(RECORD SET Opens)
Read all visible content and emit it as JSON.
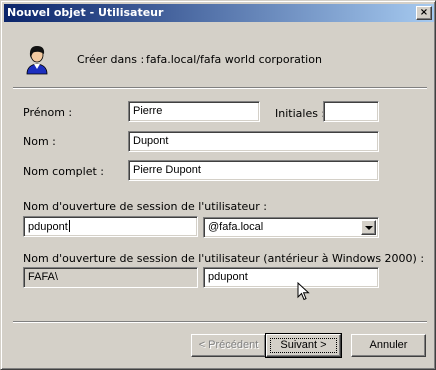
{
  "window": {
    "title": "Nouvel objet - Utilisateur",
    "close_glyph": "×"
  },
  "header": {
    "avatar_icon": "user-icon",
    "create_in_label": "Créer dans :",
    "create_in_value": "fafa.local/fafa world corporation"
  },
  "form": {
    "first_name_label": "Prénom :",
    "first_name_value": "Pierre",
    "initials_label": "Initiales :",
    "initials_value": "",
    "last_name_label": "Nom :",
    "last_name_value": "Dupont",
    "full_name_label": "Nom complet :",
    "full_name_value": "Pierre Dupont",
    "logon_label": "Nom d'ouverture de session de l'utilisateur :",
    "logon_value": "pdupont",
    "domain_selected": "@fafa.local",
    "pre2000_label": "Nom d'ouverture de session de l'utilisateur (antérieur à Windows 2000) :",
    "pre2000_domain": "FAFA\\",
    "pre2000_value": "pdupont"
  },
  "buttons": {
    "back_label": "< Précédent",
    "next_label": "Suivant >",
    "cancel_label": "Annuler"
  }
}
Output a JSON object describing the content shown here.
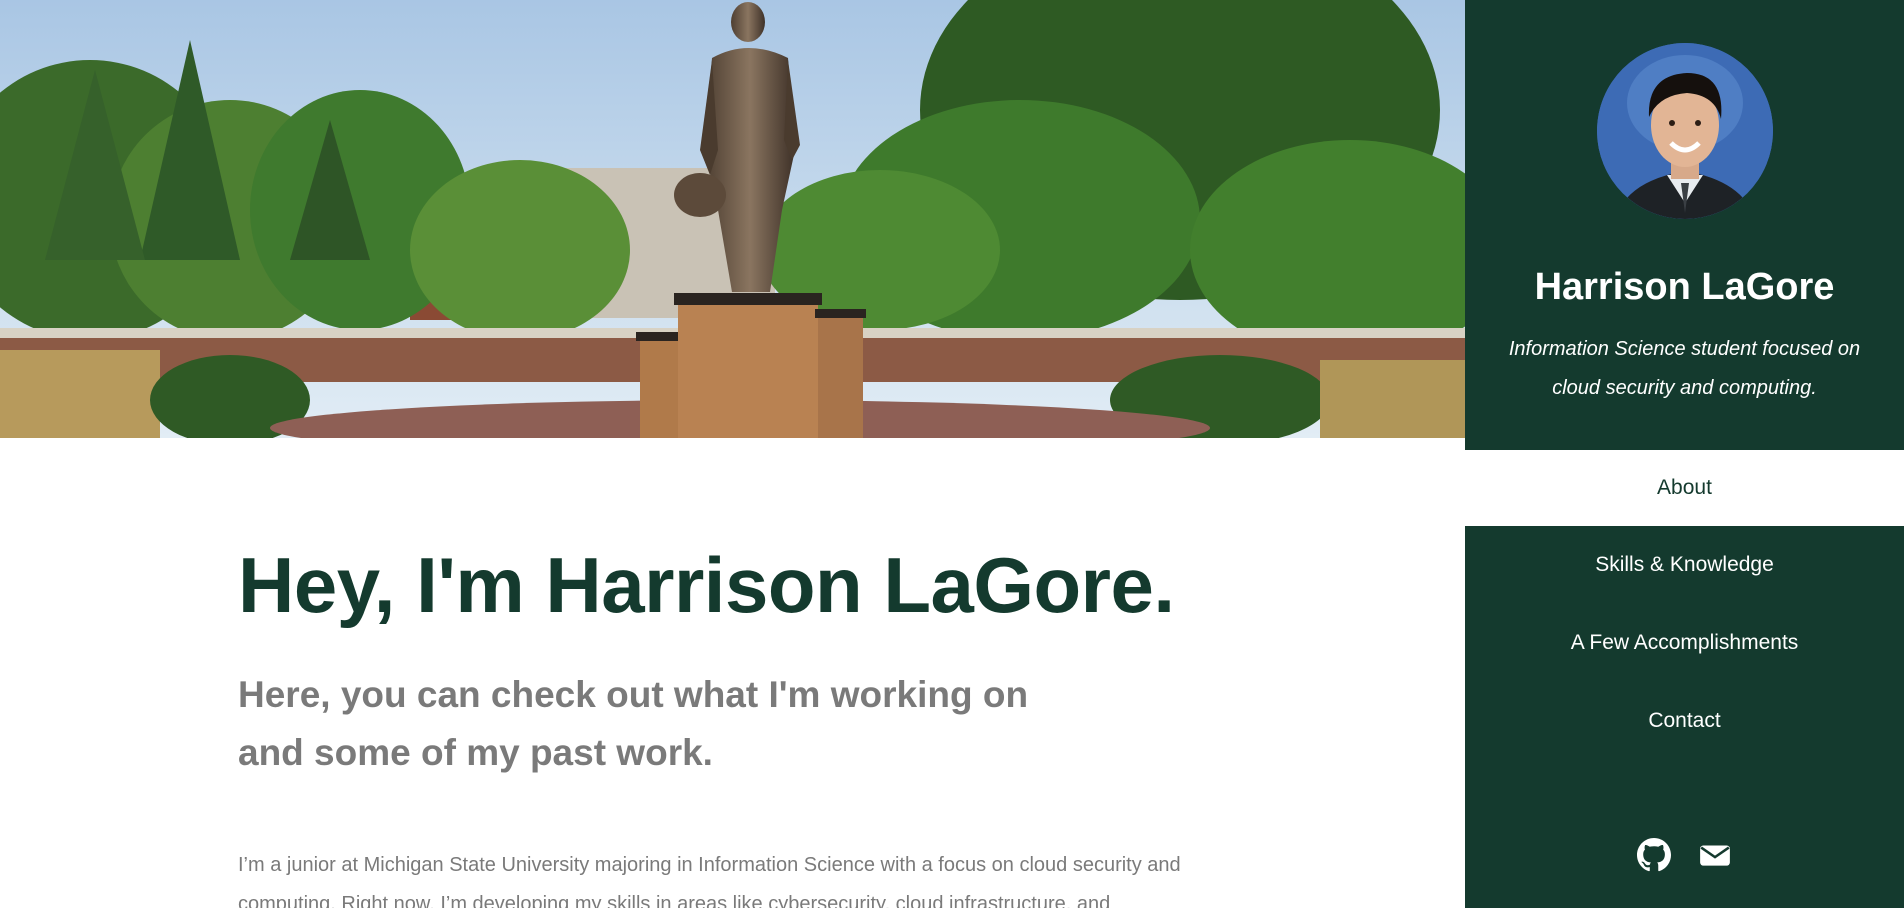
{
  "sidebar": {
    "name": "Harrison LaGore",
    "tagline": "Information Science student focused on cloud security and computing.",
    "nav": [
      {
        "label": "About",
        "active": true
      },
      {
        "label": "Skills & Knowledge",
        "active": false
      },
      {
        "label": "A Few Accomplishments",
        "active": false
      },
      {
        "label": "Contact",
        "active": false
      }
    ],
    "social_icons": [
      "github-icon",
      "envelope-icon"
    ]
  },
  "main": {
    "headline": "Hey, I'm Harrison LaGore.",
    "subhead": "Here, you can check out what I'm working on and some of my past work.",
    "intro": "I’m a junior at Michigan State University majoring in Information Science with a focus on cloud security and computing. Right now, I’m developing my skills in areas like cybersecurity, cloud infrastructure, and"
  },
  "colors": {
    "sidebar_bg": "#143a2e",
    "headline": "#143a2e",
    "body_text": "#7a7a7a"
  }
}
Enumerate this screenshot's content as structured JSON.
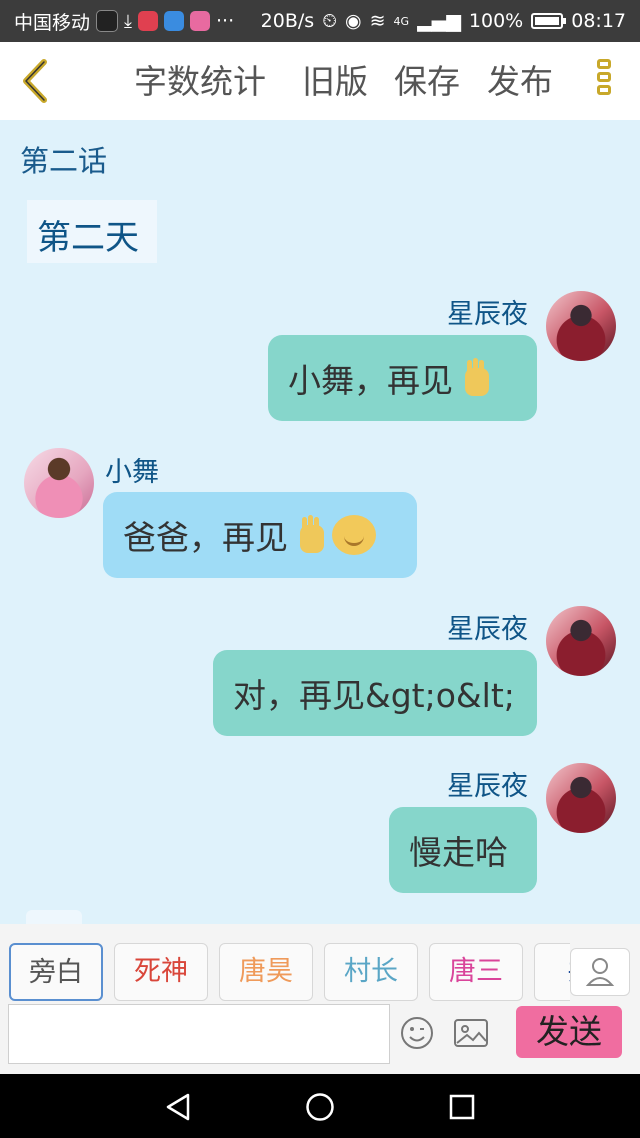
{
  "status_bar": {
    "carrier": "中国移动",
    "speed": "20B/s",
    "network": "4G",
    "battery": "100%",
    "time": "08:17",
    "more": "···"
  },
  "header": {
    "word_count": "字数统计",
    "old_version": "旧版",
    "save": "保存",
    "publish": "发布"
  },
  "chapter": {
    "title": "第二话",
    "day": "第二天"
  },
  "messages": [
    {
      "sender": "星辰夜",
      "text": "小舞，再见"
    },
    {
      "sender": "小舞",
      "text": "爸爸，再见"
    },
    {
      "sender": "星辰夜",
      "text": "对，再见&gt;o&lt;"
    },
    {
      "sender": "星辰夜",
      "text": "慢走哈"
    }
  ],
  "characters": [
    {
      "label": "旁白",
      "color": "#555555"
    },
    {
      "label": "死神",
      "color": "#d9463a"
    },
    {
      "label": "唐昊",
      "color": "#ef9a5a"
    },
    {
      "label": "村长",
      "color": "#5aa6c6"
    },
    {
      "label": "唐三",
      "color": "#d9449a"
    },
    {
      "label": "共",
      "color": "#1a4a9a"
    }
  ],
  "composer": {
    "input_value": "",
    "send_label": "发送"
  },
  "colors": {
    "accent_send": "#f06da0",
    "bubble_me": "#86d6cb",
    "bubble_other": "#9fdcf6",
    "name_color": "#0f5587"
  }
}
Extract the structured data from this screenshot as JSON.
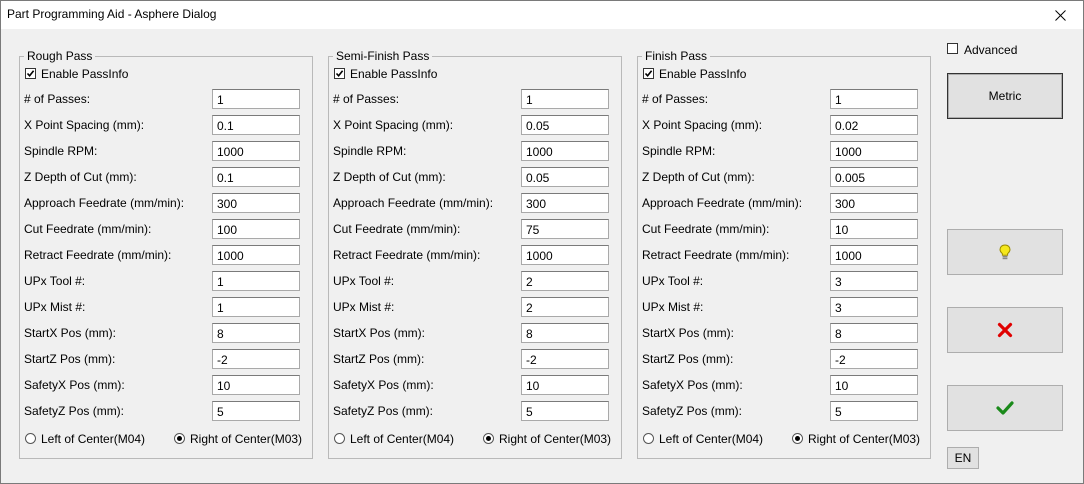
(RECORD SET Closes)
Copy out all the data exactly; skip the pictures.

RESPONSE TO THE EXERCISE =
Read all visible content and emit it as JSON.
{
  "window": {
    "title": "Nouvel objet - Utilisateur",
    "close_glyph": "×"
  },
  "header": {
    "avatar_icon": "user-icon",
    "create_in_label": "Créer dans :",
    "create_in_value": "fafa.local/fafa world corporation"
  },
  "form": {
    "first_name_label": "Prénom :",
    "first_name_value": "Pierre",
    "initials_label": "Initiales :",
    "initials_value": "",
    "last_name_label": "Nom :",
    "last_name_value": "Dupont",
    "full_name_label": "Nom complet :",
    "full_name_value": "Pierre Dupont",
    "logon_label": "Nom d'ouverture de session de l'utilisateur :",
    "logon_value": "pdupont",
    "domain_selected": "@fafa.local",
    "pre2000_label": "Nom d'ouverture de session de l'utilisateur (antérieur à Windows 2000) :",
    "pre2000_domain": "FAFA\\",
    "pre2000_value": "pdupont"
  },
  "buttons": {
    "back_label": "< Précédent",
    "next_label": "Suivant >",
    "cancel_label": "Annuler"
  }
}
Output a JSON object describing the content shown here.
{
  "sidebar": {
    "name": "Harrison LaGore",
    "tagline": "Information Science student focused on cloud security and computing.",
    "nav": [
      {
        "label": "About",
        "active": true
      },
      {
        "label": "Skills & Knowledge",
        "active": false
      },
      {
        "label": "A Few Accomplishments",
        "active": false
      },
      {
        "label": "Contact",
        "active": false
      }
    ],
    "social_icons": [
      "github-icon",
      "envelope-icon"
    ]
  },
  "main": {
    "headline": "Hey, I'm Harrison LaGore.",
    "subhead": "Here, you can check out what I'm working on and some of my past work.",
    "intro": "I’m a junior at Michigan State University majoring in Information Science with a focus on cloud security and computing. Right now, I’m developing my skills in areas like cybersecurity, cloud infrastructure, and"
  },
  "colors": {
    "sidebar_bg": "#143a2e",
    "headline": "#143a2e",
    "body_text": "#7a7a7a"
  }
}
Enumerate this screenshot's content as structured JSON.
{
  "status_bar": {
    "carrier": "中国移动",
    "speed": "20B/s",
    "network": "4G",
    "battery": "100%",
    "time": "08:17",
    "more": "···"
  },
  "header": {
    "word_count": "字数统计",
    "old_version": "旧版",
    "save": "保存",
    "publish": "发布"
  },
  "chapter": {
    "title": "第二话",
    "day": "第二天"
  },
  "messages": [
    {
      "sender": "星辰夜",
      "text": "小舞，再见"
    },
    {
      "sender": "小舞",
      "text": "爸爸，再见"
    },
    {
      "sender": "星辰夜",
      "text": "对，再见&gt;o&lt;"
    },
    {
      "sender": "星辰夜",
      "text": "慢走哈"
    }
  ],
  "characters": [
    {
      "label": "旁白",
      "color": "#555555"
    },
    {
      "label": "死神",
      "color": "#d9463a"
    },
    {
      "label": "唐昊",
      "color": "#ef9a5a"
    },
    {
      "label": "村长",
      "color": "#5aa6c6"
    },
    {
      "label": "唐三",
      "color": "#d9449a"
    },
    {
      "label": "共",
      "color": "#1a4a9a"
    }
  ],
  "composer": {
    "input_value": "",
    "send_label": "发送"
  },
  "colors": {
    "accent_send": "#f06da0",
    "bubble_me": "#86d6cb",
    "bubble_other": "#9fdcf6",
    "name_color": "#0f5587"
  }
}
Extract the structured data from this screenshot as JSON.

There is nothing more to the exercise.